### Data extract
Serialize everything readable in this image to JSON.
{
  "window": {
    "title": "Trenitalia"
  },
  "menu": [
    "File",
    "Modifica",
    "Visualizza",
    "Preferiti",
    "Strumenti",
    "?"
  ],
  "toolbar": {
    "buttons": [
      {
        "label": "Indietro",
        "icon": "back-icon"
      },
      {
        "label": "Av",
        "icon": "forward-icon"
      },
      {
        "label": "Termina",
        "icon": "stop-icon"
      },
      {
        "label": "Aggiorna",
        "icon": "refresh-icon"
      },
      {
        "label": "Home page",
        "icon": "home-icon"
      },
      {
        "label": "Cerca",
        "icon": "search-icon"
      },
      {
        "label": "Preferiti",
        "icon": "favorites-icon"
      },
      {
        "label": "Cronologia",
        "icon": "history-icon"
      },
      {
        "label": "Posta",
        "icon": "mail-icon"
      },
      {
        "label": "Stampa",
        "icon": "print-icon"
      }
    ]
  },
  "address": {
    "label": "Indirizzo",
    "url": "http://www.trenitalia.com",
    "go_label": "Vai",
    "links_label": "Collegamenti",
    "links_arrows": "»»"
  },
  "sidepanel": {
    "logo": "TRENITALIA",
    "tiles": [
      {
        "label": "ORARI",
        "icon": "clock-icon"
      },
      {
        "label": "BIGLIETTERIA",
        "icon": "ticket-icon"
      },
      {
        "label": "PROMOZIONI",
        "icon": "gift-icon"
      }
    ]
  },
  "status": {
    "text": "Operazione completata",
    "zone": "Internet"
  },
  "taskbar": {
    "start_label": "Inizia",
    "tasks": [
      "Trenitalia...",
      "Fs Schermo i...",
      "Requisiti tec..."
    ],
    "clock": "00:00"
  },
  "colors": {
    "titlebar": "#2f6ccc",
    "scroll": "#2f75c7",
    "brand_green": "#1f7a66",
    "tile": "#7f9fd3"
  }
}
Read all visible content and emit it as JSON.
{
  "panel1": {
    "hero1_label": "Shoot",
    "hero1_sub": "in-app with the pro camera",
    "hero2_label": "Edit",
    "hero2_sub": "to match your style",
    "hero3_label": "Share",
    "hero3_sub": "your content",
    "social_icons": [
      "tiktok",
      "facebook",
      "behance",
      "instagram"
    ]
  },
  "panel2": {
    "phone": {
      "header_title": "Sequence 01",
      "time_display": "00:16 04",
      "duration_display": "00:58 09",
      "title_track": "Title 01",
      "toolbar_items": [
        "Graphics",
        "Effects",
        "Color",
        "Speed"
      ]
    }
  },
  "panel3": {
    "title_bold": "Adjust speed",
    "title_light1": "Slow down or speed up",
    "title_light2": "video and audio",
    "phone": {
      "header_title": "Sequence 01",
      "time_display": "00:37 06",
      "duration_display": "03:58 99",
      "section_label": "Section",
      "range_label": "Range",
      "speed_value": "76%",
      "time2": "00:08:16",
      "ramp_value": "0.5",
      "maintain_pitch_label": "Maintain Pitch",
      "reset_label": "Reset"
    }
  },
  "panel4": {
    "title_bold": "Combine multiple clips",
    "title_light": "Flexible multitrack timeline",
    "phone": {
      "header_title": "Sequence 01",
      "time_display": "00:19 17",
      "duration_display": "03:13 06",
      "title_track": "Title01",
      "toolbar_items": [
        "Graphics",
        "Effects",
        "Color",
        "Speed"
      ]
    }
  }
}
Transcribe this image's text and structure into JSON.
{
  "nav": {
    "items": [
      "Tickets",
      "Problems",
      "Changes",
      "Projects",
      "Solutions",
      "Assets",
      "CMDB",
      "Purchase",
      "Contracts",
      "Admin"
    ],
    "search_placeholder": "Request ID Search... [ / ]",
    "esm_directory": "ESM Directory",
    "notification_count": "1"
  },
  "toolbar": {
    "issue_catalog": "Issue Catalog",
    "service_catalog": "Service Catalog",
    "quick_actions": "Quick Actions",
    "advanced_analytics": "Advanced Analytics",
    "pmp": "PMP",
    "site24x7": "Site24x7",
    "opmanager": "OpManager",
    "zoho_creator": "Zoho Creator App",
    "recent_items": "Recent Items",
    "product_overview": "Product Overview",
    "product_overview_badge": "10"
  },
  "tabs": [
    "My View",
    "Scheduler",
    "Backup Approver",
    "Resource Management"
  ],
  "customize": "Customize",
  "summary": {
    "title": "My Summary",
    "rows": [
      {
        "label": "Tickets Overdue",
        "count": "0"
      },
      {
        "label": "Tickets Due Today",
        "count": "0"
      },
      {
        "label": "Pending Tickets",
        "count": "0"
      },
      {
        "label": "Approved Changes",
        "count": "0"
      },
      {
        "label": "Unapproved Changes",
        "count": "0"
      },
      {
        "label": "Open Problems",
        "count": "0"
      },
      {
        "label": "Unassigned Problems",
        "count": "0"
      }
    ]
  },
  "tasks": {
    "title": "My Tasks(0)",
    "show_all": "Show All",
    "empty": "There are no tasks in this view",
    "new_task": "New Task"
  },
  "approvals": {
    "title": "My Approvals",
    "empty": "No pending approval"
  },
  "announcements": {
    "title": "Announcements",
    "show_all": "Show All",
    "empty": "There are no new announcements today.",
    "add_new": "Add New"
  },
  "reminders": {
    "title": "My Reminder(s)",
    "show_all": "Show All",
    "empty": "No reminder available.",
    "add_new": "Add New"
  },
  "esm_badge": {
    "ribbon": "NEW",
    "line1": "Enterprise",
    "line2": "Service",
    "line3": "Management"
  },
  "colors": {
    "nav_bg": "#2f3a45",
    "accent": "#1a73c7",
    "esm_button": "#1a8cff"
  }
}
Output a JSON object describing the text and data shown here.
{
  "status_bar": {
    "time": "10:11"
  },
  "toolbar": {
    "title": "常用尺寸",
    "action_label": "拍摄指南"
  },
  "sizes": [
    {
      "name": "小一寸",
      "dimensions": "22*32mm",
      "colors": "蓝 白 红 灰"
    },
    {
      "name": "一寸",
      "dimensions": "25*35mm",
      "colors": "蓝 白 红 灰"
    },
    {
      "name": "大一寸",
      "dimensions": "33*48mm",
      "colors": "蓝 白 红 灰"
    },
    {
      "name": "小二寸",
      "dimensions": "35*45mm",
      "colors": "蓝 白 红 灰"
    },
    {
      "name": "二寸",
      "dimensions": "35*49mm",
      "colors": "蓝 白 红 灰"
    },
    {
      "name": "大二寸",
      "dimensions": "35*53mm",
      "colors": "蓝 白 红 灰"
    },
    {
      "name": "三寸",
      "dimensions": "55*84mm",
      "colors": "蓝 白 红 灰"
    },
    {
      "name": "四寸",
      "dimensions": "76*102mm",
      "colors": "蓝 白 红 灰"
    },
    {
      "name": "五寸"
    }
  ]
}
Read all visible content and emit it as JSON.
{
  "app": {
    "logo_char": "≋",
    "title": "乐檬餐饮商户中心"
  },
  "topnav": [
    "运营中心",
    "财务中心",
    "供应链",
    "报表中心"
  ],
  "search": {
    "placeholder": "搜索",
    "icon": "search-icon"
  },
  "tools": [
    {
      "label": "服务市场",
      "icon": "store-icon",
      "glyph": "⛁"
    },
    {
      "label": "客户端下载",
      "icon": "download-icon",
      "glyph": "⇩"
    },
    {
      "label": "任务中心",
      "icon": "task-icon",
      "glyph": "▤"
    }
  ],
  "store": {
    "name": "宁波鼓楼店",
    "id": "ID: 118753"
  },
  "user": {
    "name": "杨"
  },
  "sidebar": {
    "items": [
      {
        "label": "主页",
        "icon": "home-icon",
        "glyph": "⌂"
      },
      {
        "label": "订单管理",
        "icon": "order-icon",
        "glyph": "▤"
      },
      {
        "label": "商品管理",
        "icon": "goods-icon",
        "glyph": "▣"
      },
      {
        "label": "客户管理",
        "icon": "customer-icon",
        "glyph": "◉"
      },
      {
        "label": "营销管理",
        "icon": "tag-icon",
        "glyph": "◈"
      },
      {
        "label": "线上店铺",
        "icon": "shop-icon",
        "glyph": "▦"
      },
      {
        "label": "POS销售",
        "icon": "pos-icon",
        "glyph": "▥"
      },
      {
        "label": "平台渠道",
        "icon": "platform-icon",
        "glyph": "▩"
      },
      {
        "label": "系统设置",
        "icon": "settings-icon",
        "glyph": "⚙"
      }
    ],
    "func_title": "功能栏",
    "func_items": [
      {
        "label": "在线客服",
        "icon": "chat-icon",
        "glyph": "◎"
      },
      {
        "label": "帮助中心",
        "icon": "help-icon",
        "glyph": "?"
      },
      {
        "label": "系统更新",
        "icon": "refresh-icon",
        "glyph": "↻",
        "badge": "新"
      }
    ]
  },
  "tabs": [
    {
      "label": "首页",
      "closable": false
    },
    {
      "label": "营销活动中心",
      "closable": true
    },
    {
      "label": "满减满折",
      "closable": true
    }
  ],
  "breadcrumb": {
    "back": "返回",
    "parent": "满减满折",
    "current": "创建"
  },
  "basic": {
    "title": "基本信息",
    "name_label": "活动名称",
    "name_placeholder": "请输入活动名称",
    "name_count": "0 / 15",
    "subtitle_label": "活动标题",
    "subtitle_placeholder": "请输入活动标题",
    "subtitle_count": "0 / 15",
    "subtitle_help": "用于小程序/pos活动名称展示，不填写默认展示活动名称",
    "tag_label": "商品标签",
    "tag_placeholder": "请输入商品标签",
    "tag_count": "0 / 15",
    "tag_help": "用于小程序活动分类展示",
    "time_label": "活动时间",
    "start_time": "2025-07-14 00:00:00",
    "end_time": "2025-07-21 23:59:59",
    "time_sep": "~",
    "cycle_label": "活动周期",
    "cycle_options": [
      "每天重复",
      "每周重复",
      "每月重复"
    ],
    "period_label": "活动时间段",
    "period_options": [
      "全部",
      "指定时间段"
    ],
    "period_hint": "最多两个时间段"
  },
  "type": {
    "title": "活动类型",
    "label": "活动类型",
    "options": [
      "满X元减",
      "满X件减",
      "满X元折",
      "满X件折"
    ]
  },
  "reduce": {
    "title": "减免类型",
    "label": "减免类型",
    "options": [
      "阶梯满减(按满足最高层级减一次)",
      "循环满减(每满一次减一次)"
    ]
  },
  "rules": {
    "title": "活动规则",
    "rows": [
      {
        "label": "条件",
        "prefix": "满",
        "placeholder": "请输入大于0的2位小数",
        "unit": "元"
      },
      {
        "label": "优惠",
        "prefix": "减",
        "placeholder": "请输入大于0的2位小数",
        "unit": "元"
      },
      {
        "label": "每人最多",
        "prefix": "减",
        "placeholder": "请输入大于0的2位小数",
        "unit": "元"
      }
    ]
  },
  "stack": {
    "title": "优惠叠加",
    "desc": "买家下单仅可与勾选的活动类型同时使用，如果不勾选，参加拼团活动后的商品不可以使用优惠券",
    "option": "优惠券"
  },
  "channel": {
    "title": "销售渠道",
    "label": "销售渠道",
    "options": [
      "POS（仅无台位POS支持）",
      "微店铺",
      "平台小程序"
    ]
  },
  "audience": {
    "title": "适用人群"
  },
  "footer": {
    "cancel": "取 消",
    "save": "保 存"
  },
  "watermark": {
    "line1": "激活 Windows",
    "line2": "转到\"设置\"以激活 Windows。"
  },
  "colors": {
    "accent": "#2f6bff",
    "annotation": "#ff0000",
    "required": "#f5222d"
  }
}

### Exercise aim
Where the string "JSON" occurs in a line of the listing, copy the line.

### The answer
Serialize everything readable in this image to JSON.
Read all visible content and emit it as JSON.
Transcribe this image's text and structure into JSON.
Output a JSON object describing the text and data shown here.
Read all visible content and emit it as JSON.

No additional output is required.